### WHAT IS REQUIRED
In the records below, pick out all lines containing the word "JSON".

### DATASET EXCERPTS
----------
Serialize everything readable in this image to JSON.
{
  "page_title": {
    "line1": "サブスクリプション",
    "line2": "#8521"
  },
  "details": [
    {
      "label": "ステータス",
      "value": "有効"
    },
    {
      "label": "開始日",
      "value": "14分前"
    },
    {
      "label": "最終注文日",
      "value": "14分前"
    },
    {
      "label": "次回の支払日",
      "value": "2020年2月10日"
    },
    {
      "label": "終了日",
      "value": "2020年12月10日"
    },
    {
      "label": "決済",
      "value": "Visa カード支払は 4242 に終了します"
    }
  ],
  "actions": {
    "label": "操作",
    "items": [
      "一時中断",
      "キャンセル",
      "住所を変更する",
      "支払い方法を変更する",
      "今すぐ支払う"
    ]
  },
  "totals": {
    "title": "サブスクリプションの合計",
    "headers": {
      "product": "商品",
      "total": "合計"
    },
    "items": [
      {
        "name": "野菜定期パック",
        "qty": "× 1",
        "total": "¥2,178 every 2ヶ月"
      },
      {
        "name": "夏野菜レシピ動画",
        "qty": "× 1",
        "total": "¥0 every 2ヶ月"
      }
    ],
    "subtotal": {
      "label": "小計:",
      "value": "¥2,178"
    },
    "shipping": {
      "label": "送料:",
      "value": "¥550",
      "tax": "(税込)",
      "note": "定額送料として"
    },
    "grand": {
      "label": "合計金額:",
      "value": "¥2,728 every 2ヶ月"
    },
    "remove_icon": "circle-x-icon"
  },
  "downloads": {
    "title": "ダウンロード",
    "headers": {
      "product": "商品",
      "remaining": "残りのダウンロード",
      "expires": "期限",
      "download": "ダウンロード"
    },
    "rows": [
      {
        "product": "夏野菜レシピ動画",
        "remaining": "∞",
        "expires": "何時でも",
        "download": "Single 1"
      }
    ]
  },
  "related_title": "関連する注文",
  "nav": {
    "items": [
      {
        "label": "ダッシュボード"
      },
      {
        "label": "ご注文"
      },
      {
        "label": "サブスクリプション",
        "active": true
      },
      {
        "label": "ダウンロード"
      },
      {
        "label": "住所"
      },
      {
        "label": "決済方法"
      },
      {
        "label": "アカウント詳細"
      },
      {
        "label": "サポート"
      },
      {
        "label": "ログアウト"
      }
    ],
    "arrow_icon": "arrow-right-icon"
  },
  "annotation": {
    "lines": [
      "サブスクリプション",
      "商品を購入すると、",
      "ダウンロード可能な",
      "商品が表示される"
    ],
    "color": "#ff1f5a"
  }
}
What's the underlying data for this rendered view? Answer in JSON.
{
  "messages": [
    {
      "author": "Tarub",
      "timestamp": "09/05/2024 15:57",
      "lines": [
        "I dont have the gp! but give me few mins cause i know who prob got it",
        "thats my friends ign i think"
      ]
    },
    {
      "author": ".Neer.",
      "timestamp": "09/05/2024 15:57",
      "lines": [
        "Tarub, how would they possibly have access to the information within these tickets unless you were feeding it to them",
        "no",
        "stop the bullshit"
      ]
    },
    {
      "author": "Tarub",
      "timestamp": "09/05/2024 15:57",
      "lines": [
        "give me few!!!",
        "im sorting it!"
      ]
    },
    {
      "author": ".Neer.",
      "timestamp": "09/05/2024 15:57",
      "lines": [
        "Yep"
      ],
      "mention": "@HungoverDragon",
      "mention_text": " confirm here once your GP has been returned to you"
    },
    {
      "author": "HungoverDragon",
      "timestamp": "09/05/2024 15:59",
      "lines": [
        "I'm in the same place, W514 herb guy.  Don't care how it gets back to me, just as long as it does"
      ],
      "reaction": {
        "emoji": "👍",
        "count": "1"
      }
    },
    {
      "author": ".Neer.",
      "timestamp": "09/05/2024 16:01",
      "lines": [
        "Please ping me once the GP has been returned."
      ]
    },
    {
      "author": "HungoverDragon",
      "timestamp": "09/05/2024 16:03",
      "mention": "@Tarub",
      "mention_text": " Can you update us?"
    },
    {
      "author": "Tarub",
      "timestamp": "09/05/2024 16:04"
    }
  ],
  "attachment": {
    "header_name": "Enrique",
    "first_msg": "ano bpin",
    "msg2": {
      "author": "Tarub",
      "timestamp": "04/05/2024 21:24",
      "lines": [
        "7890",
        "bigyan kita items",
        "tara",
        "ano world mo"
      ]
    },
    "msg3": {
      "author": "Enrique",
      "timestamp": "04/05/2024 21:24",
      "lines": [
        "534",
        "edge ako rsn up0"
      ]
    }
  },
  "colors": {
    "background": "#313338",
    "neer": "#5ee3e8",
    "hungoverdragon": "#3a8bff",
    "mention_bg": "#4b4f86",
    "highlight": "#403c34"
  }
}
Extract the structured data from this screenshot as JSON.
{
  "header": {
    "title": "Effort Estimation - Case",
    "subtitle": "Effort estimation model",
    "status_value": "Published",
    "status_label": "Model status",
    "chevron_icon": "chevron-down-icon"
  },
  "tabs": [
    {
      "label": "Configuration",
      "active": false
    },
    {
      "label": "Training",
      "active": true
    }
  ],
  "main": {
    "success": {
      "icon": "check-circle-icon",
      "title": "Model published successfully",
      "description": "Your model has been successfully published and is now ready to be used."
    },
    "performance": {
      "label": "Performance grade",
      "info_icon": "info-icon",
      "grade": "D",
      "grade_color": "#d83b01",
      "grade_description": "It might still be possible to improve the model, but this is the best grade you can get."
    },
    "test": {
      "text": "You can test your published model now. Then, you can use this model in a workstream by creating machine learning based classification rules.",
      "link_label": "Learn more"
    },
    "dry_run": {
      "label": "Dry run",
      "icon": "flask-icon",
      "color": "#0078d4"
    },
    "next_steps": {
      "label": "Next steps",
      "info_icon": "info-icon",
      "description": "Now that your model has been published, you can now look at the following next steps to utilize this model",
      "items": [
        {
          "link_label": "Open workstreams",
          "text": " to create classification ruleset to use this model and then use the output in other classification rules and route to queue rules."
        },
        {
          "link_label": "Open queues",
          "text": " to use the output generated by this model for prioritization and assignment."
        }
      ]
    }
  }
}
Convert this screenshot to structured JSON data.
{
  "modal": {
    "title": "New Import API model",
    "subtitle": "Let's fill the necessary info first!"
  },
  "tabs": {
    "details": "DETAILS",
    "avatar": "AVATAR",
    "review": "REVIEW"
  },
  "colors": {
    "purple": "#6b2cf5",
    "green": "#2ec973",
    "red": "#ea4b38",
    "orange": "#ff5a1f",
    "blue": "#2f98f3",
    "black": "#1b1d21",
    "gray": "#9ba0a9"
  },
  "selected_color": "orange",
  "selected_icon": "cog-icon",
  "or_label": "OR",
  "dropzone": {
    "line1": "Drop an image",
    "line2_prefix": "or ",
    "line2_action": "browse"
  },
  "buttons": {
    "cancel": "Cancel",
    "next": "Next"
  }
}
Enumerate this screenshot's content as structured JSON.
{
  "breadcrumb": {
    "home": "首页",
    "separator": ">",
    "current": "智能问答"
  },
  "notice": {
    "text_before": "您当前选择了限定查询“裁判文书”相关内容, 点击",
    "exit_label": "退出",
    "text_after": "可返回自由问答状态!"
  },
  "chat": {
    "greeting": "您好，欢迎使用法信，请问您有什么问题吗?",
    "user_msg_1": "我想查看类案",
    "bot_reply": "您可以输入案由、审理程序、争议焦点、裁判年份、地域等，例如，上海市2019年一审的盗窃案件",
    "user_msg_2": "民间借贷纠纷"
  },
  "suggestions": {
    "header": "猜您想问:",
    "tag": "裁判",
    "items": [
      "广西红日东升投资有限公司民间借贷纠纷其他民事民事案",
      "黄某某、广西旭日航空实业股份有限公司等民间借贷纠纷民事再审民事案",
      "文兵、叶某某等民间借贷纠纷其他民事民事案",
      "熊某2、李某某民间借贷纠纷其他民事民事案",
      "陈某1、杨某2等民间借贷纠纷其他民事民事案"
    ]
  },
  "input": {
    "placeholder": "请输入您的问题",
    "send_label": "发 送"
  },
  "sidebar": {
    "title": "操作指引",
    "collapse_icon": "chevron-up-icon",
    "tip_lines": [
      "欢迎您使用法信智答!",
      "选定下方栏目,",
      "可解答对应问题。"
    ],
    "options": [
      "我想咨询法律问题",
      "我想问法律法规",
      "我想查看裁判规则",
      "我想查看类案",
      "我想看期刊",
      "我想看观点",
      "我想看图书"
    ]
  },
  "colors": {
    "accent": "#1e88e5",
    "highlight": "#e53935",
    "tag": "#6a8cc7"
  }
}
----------
### SOLVED PROBLEM
Serialize everything readable in this image to JSON.
What's the underlying data for this rendered view? Answer in JSON.
Extract the structured data from this screenshot as JSON.
Convert this screenshot to structured JSON data.
Enumerate this screenshot's content as structured JSON.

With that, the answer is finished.